Born in 1928 and educated at Whitgift School, in Croydon, he went to Wye College, gaining a BSc and MSc, which took him to Edinburgh University for a diploma in Animal Genetics under Professor C.H. Waddington, and a PhD in Agriculture at London University. From 1951 for six years he was at Makerere College, the University College of East Africa in Uganda. His work on improvement in cattle breeding is still remembered by politicians of the time such as Abu Mayanja.
He was promoted to be a senior lecturer in animal production at the Imperial College of Tropical Agriculture in 1957. After four successful years, at the age of 34, he became Professor of Agriculture at the University College of the West Indies, where he made valuable contributions to work on sugar and bananas. Returning to Britain, partly for the education of his young family, he was appointed Head of Biometrics at the Unilever Research Laboratory at Bedford, going on to be Chief Agricultural Adviser of BOCM Silcock.
In a jaunty autobiographical essay, Purchase Two Kilts (2001), Wilson describes how he was lured north to Edinburgh. The title of his book is the content of the telegram which he sent to his wife, Maud, in 1983 letting her know that they would be moving north.

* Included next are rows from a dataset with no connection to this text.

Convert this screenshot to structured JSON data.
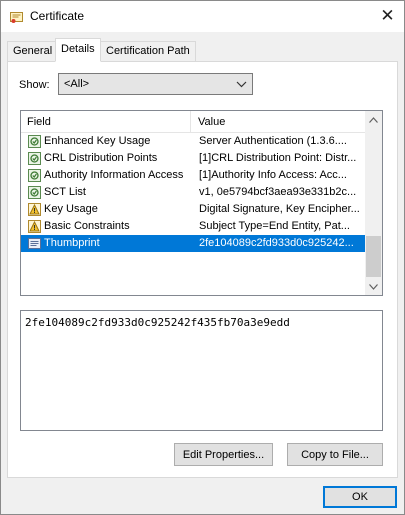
{
  "window": {
    "title": "Certificate",
    "close_glyph": "✕"
  },
  "tabs": [
    {
      "label": "General",
      "active": false
    },
    {
      "label": "Details",
      "active": true
    },
    {
      "label": "Certification Path",
      "active": false
    }
  ],
  "details": {
    "show_label": "Show:",
    "show_value": "<All>",
    "columns": {
      "field": "Field",
      "value": "Value"
    },
    "rows": [
      {
        "field": "Enhanced Key Usage",
        "value": "Server Authentication (1.3.6....",
        "icon": "extension-icon",
        "selected": false
      },
      {
        "field": "CRL Distribution Points",
        "value": "[1]CRL Distribution Point: Distr...",
        "icon": "extension-icon",
        "selected": false
      },
      {
        "field": "Authority Information Access",
        "value": "[1]Authority Info Access: Acc...",
        "icon": "extension-icon",
        "selected": false
      },
      {
        "field": "SCT List",
        "value": "v1, 0e5794bcf3aea93e331b2c...",
        "icon": "extension-icon",
        "selected": false
      },
      {
        "field": "Key Usage",
        "value": "Digital Signature, Key Encipher...",
        "icon": "critical-extension-icon",
        "selected": false
      },
      {
        "field": "Basic Constraints",
        "value": "Subject Type=End Entity, Pat...",
        "icon": "critical-extension-icon",
        "selected": false
      },
      {
        "field": "Thumbprint",
        "value": "2fe104089c2fd933d0c925242...",
        "icon": "property-icon",
        "selected": true
      }
    ],
    "value_text": "2fe104089c2fd933d0c925242f435fb70a3e9edd"
  },
  "buttons": {
    "edit_properties": "Edit Properties...",
    "copy_to_file": "Copy to File...",
    "ok": "OK"
  },
  "colors": {
    "selection": "#0078d7",
    "accent_border": "#0078d7",
    "dialog_bg": "#f0f0f0"
  }
}
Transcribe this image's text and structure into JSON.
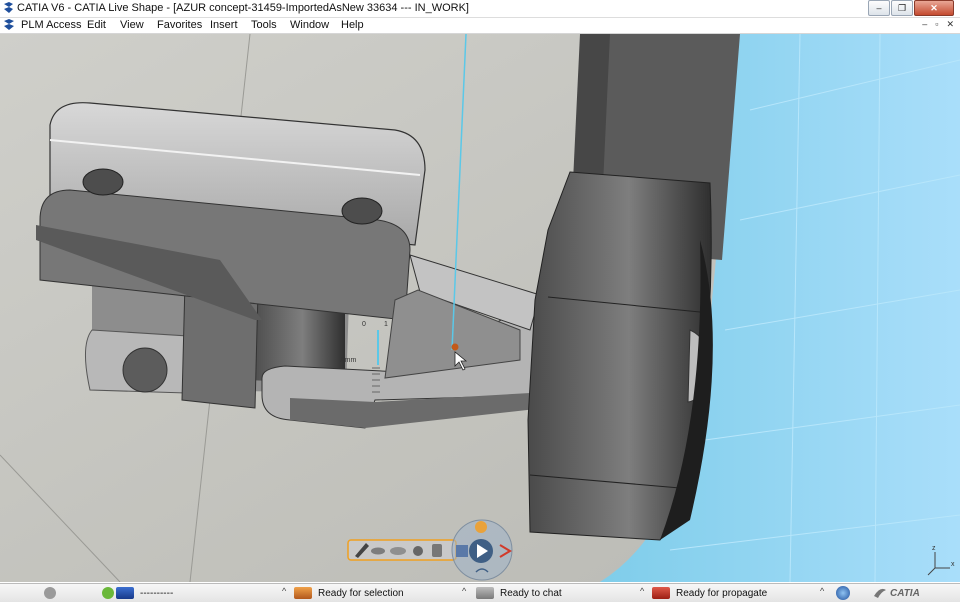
{
  "window": {
    "title": "CATIA V6 - CATIA Live Shape - [AZUR concept-31459-ImportedAsNew 33634 --- IN_WORK]",
    "min_glyph": "–",
    "max_glyph": "❐",
    "close_glyph": "✕"
  },
  "menu": {
    "items": [
      "PLM Access",
      "Edit",
      "View",
      "Favorites",
      "Insert",
      "Tools",
      "Window",
      "Help"
    ],
    "doc_controls": [
      "–",
      "▫",
      "✕"
    ]
  },
  "viewport": {
    "ruler_labels": [
      "0",
      "1",
      "Amm"
    ],
    "compass_axes": [
      "z",
      "x"
    ]
  },
  "statusbar": {
    "field_1": "----------",
    "selection_status": "Ready for selection",
    "chat_status": "Ready to chat",
    "propagate_status": "Ready for propagate",
    "brand": "CATIA"
  },
  "colors": {
    "part_gray": "#8a8a8a",
    "background_gray": "#c8c8c2",
    "floor_blue": "#8ed2ee",
    "axis_cyan": "#5bc8e8"
  }
}
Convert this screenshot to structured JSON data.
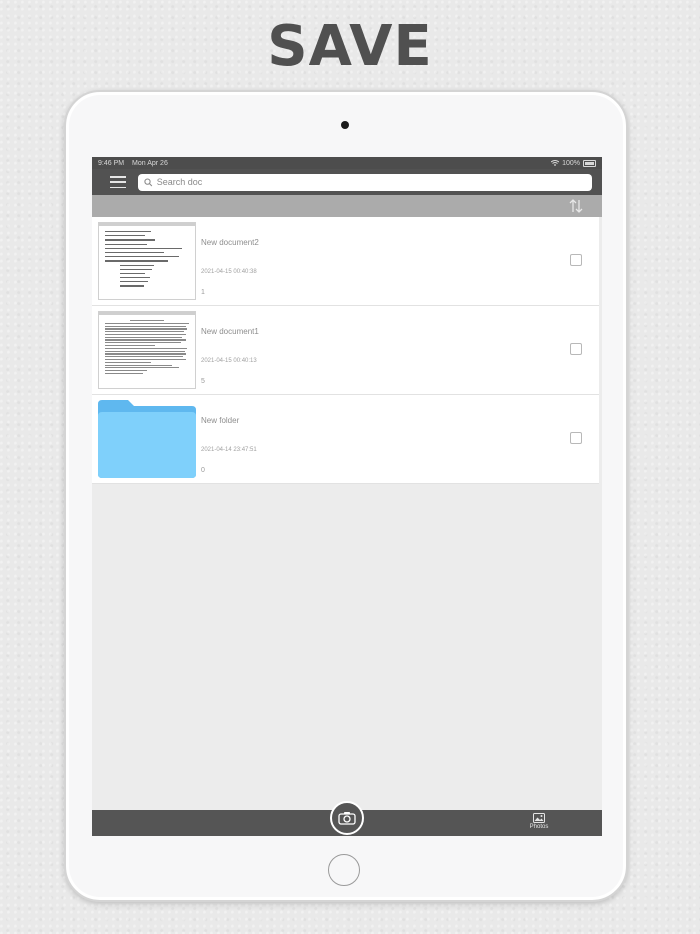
{
  "headline": "SAVE",
  "status": {
    "time": "9:46 PM",
    "date": "Mon Apr 26",
    "battery": "100%"
  },
  "search": {
    "placeholder": "Search doc"
  },
  "documents": [
    {
      "title": "New document2",
      "date": "2021-04-15 00:40:38",
      "count": "1",
      "kind": "document"
    },
    {
      "title": "New document1",
      "date": "2021-04-15 00:40:13",
      "count": "5",
      "kind": "document"
    },
    {
      "title": "New folder",
      "date": "2021-04-14 23:47:51",
      "count": "0",
      "kind": "folder"
    }
  ],
  "bottom": {
    "photos_label": "Photos"
  },
  "colors": {
    "bar": "#525252",
    "sortbar": "#ababab",
    "folder": "#6ec7f7"
  },
  "icons": [
    "menu-icon",
    "search-icon",
    "sort-icon",
    "camera-icon",
    "photos-icon",
    "wifi-icon",
    "battery-icon"
  ]
}
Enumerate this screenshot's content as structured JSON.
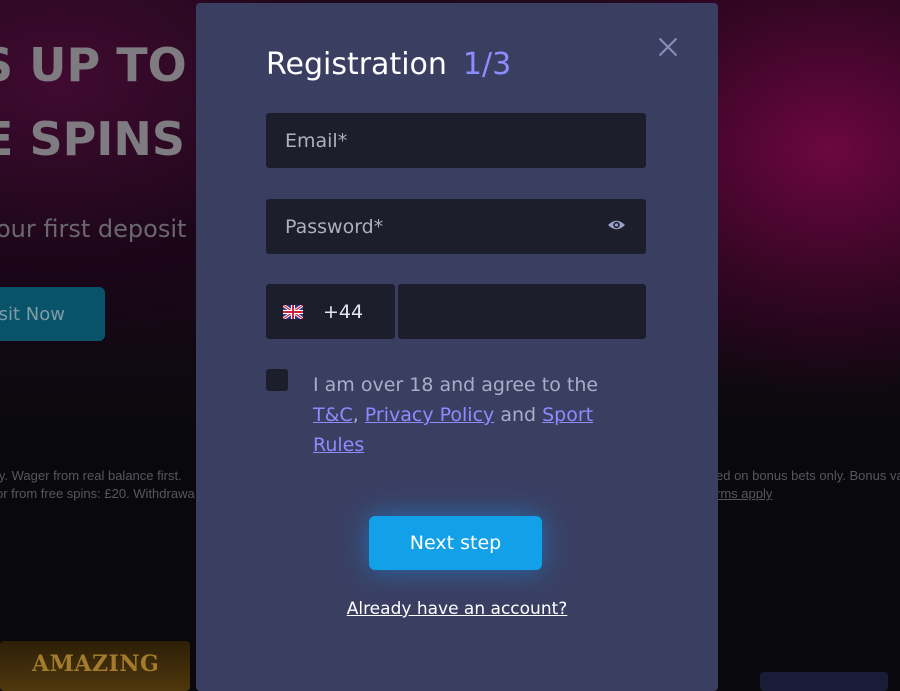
{
  "background": {
    "hero_line_1": "S UP TO £",
    "hero_line_2": "E SPINS",
    "hero_sub": "our first deposit",
    "deposit_button": "sit Now",
    "terms_left_1": "ly. Wager from real balance first.",
    "terms_left_2": "or from free spins: £20. Withdrawa",
    "terms_right_1": "ed on bonus bets only. Bonus va",
    "terms_right_2": "rms apply",
    "game_tile_label": "AMAZING"
  },
  "modal": {
    "title": "Registration",
    "step": "1/3",
    "email_placeholder": "Email*",
    "password_placeholder": "Password*",
    "phone_code": "+44",
    "phone_number_value": "",
    "agree_prefix": "I am over 18 and agree to the",
    "link_tc": "T&C",
    "separator": ",",
    "link_privacy": "Privacy Policy",
    "and_word": "and",
    "link_sport_rules": "Sport Rules",
    "next_button": "Next step",
    "login_link": "Already have an account?"
  },
  "icons": {
    "close": "close-icon",
    "eye": "eye-icon",
    "flag": "uk-flag-icon"
  },
  "colors": {
    "modal_bg": "#3a3f62",
    "field_bg": "#1c1f2b",
    "accent_purple": "#8c8cff",
    "primary_button": "#12a0e8"
  }
}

He had a galvanic effect on the work of the East of Scotland College and the Edinburgh School of Agriculture. At a time when farmers in the Lothians were improving their animal husbandry and crop production, the college under Wilson's hands-on leadership proved to be of the greatest value. Any qualms that there had been about a man whose books were Agriculture in the Tropics (1965) and Improved Feeding of Cattle and Sheep (1981) were dispelled by his determination to be approachable to all farmers, however small.
The many positions held by Wilson included the honorary secretaryship of the Institute of Biology and various roles in the Scottish Committee of the Royal Society for the Protection of Birds. He was appointed CBE in 1986 for his contribution to agricultural education and awarded the Farmers Club Gold Cup for distinguished service to research. …